A Brief Biography of the Cortical Column Introduction – The Cortical Column “Problem” In a theoretical paper, H. L. Seldon (2005) puts forth an explanation for human cognitive abilities, which he calls the “balloon hypothesis”. Seldon’s argument, briefly, is that upregulation of white matter production (especially phospholipids) is the main driving force behind the expansion of human cortex, which he describes as like inflating a balloon. Laboratory Animal Research Training Programs From individual staff training in laboratory animal care and husbandry to group training in the operation of complete aquatic research systems, Charles River can tailor a program to suit your specific needs. Our training team is dedicated to providing a learning environment for competency-based training. We offer both didactic and hands-on instruction in actual and simulated research environments, as well as synchronous and asynchronous e-learning course design and deployment. We offer over 85 core training programs in the following areas:

Antidepressant warnings tied to suicide attempts in youths NEW YORK (Reuters Health) - A move by U.S. health officials to warn the public of an increased risk of suicidal thoughts among young people taking antidepressants was actually associated with an increase in suicide attempts, suggests a new study. It could be that doctors avoided prescribing those medications after media reports of the warnings and children and teens with depression went untreated, researchers suggest in the medical journal BMJ. “In this case, we think we’re seeing the decreased use of the medication in kids who had appropriate use of the medications,” said Stephen Soumerai, the study’s senior author from the Harvard Pilgrim Health Care Institute in Boston. Between 2003 and 2004 the U.S. Food and Drug Administration (FDA) issued warnings that antidepressants were tied to an increased risk of suicidal thoughts and behaviors in about one percent of children and teens. The agency required the warning to be printed on antidepressant drug labels in October 2004.
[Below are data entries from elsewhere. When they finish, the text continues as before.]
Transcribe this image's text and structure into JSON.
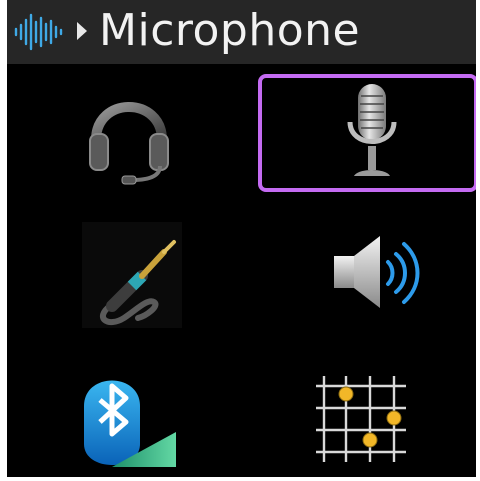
{
  "header": {
    "title": "Microphone",
    "logo_icon": "sound-wave-icon",
    "arrow_icon": "chevron-right-icon"
  },
  "menu": {
    "selected_index": 1,
    "selection_color": "#c46bf2",
    "items": [
      {
        "icon": "headset-icon"
      },
      {
        "icon": "microphone-icon"
      },
      {
        "icon": "audio-jack-icon"
      },
      {
        "icon": "speaker-icon"
      },
      {
        "icon": "bluetooth-icon"
      },
      {
        "icon": "equalizer-grid-icon"
      }
    ]
  }
}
History of neuroscience: Ramon y Cajal — Neuroscientifically Challenged Although many consider him now to be the "father of modern neuroscience," when Santiago Ramon y Cajal (1852-1934) was a boy he dreamed of one day being an artist. His father, who was otherwise very nurturing to Cajal's intellectual development, discouraged the expression of Cajal's artistic aspirations. He saw art as a fruitless endeavor, and he was nothing if not a pragmatist. Nevertheless, Cajal found ways to surreptitiously obtain art supplies (for example, by scraping paint from walls to extract color from it) and continued to practice his art in secrecy. Fortunately for the neuroscientific community, Cajal also heeded his father's advice and ended up attending medical school. After graduating, Cajal had a prodigious impact on brain science.

7 Alarming Things Your Dreams Tell You About Your Mental Health There is a whole field of study that is entirely dedicated to understanding and interpreting our dreams. Yes, those vivid thoughts that you have as you sleep can actually be used to tell us a lot of information about the state of our mental health. So, what are the main things that we should be looking out for? Should you also be worried about dreams and what they mean? Vivid Dreams Can Mean You Are Highly Stressed. If you have some very vivid and crazy dreams, then it could be a sign that you are suffering from stress and clearly this is an issue that needs to be addressed.